TASK PROMPT ::
Give every entry again, exactly as it stands.

RECORDS TO USE ::

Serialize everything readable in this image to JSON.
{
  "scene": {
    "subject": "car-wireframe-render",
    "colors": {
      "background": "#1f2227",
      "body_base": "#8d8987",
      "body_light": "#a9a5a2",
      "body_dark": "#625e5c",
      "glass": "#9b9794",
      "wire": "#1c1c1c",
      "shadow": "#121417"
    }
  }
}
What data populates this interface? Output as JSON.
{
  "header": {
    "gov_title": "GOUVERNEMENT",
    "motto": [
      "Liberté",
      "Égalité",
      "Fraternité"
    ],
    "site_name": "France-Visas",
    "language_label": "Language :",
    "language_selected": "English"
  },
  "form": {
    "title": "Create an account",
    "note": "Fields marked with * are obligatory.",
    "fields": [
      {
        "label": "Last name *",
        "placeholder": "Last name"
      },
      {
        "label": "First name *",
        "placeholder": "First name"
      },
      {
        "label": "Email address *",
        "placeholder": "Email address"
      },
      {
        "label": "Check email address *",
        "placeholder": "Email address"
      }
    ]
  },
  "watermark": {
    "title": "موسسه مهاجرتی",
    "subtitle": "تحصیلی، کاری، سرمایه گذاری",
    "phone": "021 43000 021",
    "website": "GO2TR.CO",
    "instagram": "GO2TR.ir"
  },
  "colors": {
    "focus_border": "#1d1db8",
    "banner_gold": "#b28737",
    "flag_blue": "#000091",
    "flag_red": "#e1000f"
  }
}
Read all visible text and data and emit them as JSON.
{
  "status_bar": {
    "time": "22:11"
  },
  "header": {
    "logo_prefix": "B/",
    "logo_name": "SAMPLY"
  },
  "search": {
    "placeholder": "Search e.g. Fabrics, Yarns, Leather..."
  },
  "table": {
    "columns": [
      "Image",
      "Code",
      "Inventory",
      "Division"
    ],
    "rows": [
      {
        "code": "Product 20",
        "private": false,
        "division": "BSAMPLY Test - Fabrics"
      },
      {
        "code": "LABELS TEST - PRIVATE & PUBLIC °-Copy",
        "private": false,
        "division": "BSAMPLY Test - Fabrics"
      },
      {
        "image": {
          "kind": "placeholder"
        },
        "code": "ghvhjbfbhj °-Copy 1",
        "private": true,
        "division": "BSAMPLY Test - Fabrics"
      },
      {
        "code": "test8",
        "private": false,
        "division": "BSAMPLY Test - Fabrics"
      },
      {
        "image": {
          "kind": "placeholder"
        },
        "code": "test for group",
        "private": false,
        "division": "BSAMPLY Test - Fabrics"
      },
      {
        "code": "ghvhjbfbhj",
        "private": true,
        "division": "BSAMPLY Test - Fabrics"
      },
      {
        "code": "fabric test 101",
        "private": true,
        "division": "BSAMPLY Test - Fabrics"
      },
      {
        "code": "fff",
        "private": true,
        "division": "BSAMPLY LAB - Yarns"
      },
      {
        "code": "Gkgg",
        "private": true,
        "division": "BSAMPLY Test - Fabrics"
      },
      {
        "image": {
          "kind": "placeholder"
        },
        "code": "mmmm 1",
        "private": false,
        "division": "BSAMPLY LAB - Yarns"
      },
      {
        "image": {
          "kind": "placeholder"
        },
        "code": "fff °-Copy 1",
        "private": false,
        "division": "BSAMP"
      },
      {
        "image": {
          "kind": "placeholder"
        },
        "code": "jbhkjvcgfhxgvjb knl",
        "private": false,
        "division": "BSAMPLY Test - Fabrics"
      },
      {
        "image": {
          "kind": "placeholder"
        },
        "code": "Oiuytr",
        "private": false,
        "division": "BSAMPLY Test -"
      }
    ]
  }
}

RESULT OF THIS TASK ::
Serialize everything readable in this image to JSON.
{
  "scene": {
    "subject": "car-wireframe-render",
    "colors": {
      "background": "#1f2227",
      "body_base": "#8d8987",
      "body_light": "#a9a5a2",
      "body_dark": "#625e5c",
      "glass": "#9b9794",
      "wire": "#1c1c1c",
      "shadow": "#121417"
    }
  }
}
What data populates this interface? Output as JSON.
{
  "header": {
    "gov_title": "GOUVERNEMENT",
    "motto": [
      "Liberté",
      "Égalité",
      "Fraternité"
    ],
    "site_name": "France-Visas",
    "language_label": "Language :",
    "language_selected": "English"
  },
  "form": {
    "title": "Create an account",
    "note": "Fields marked with * are obligatory.",
    "fields": [
      {
        "label": "Last name *",
        "placeholder": "Last name"
      },
      {
        "label": "First name *",
        "placeholder": "First name"
      },
      {
        "label": "Email address *",
        "placeholder": "Email address"
      },
      {
        "label": "Check email address *",
        "placeholder": "Email address"
      }
    ]
  },
  "watermark": {
    "title": "موسسه مهاجرتی",
    "subtitle": "تحصیلی، کاری، سرمایه گذاری",
    "phone": "021 43000 021",
    "website": "GO2TR.CO",
    "instagram": "GO2TR.ir"
  },
  "colors": {
    "focus_border": "#1d1db8",
    "banner_gold": "#b28737",
    "flag_blue": "#000091",
    "flag_red": "#e1000f"
  }
}
Read all visible text and data and emit them as JSON.
{
  "status_bar": {
    "time": "22:11"
  },
  "header": {
    "logo_prefix": "B/",
    "logo_name": "SAMPLY"
  },
  "search": {
    "placeholder": "Search e.g. Fabrics, Yarns, Leather..."
  },
  "table": {
    "columns": [
      "Image",
      "Code",
      "Inventory",
      "Division"
    ],
    "rows": [
      {
        "code": "Product 20",
        "private": false,
        "division": "BSAMPLY Test - Fabrics"
      },
      {
        "code": "LABELS TEST - PRIVATE & PUBLIC °-Copy",
        "private": false,
        "division": "BSAMPLY Test - Fabrics"
      },
      {
        "image": {
          "kind": "placeholder"
        },
        "code": "ghvhjbfbhj °-Copy 1",
        "private": true,
        "division": "BSAMPLY Test - Fabrics"
      },
      {
        "code": "test8",
        "private": false,
        "division": "BSAMPLY Test - Fabrics"
      },
      {
        "image": {
          "kind": "placeholder"
        },
        "code": "test for group",
        "private": false,
        "division": "BSAMPLY Test - Fabrics"
      },
      {
        "code": "ghvhjbfbhj",
        "private": true,
        "division": "BSAMPLY Test - Fabrics"
      },
      {
        "code": "fabric test 101",
        "private": true,
        "division": "BSAMPLY Test - Fabrics"
      },
      {
        "code": "fff",
        "private": true,
        "division": "BSAMPLY LAB - Yarns"
      },
      {
        "code": "Gkgg",
        "private": true,
        "division": "BSAMPLY Test - Fabrics"
      },
      {
        "image": {
          "kind": "placeholder"
        },
        "code": "mmmm 1",
        "private": false,
        "division": "BSAMPLY LAB - Yarns"
      },
      {
        "image": {
          "kind": "placeholder"
        },
        "code": "fff °-Copy 1",
        "private": false,
        "division": "BSAMP"
      },
      {
        "image": {
          "kind": "placeholder"
        },
        "code": "jbhkjvcgfhxgvjb knl",
        "private": false,
        "division": "BSAMPLY Test - Fabrics"
      },
      {
        "image": {
          "kind": "placeholder"
        },
        "code": "Oiuytr",
        "private": false,
        "division": "BSAMPLY Test -"
      }
    ]
  }
}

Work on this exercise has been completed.